Following its fairly recent enactment of laws restricting the use of criminal background and credit checks, New York City has introduced proposed legislation that would ban companies from asking hires about their salary history. A bill is pending before the New York City Council (the "Council") which would amend the New York City Human Rights Law (NYCHRL) by making it an unlawful discriminatory practice for an employer to inquire about a job applicant’s salary history, search publicly available records for such information, or otherwise rely on a prospective employee's salary history in determining salary amount at any stage in the employment process. Interestingly, the bill would allow an employer to consider a perspective employee’s salary history if the applicant "unprompted, willingly disclosed such salary history” to the employer. Mayor de Blasio has expressed support for the bill after implementing similar restrictions on city agencies in November through an Executive Order. However, the city bill goes beyond the executive order by calling for a ban on salary inquires “at any stage in the employment process” rather than just “prior to making a conditional offer of employment.”

These restrictions are being viewed as a “major step toward achieving pay equity for women and people of color.” Similar legislation has recently been introduced at the state level. The proposed state legislation would amend the New York State Human Rights Law (NYSHRL) to make it an unlawful discriminatory practice for employers to ask or seek the salary history of a prospective employee for an interview or as a condition of employment.
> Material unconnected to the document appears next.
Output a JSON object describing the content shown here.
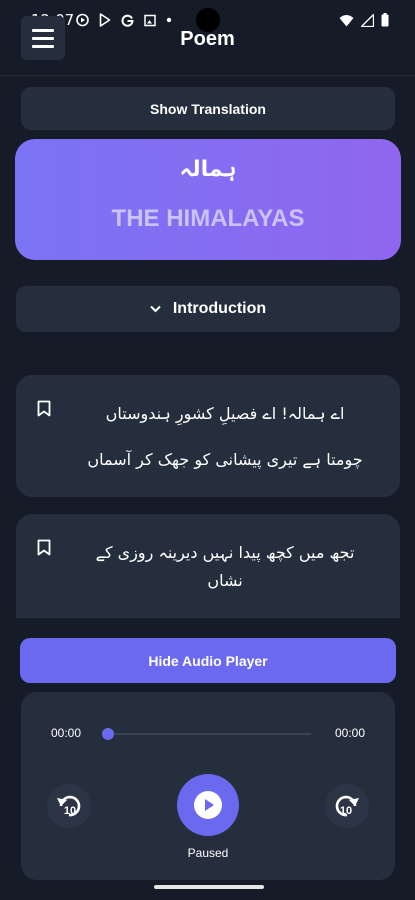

We will be tracking the city and state proposed legislation. At this point, the exact provisions of both bills are subject to amendment. In the meantime, employers should review their written policies and practices regarding hiring and think about changes they may need to make should these bills be enacted into law.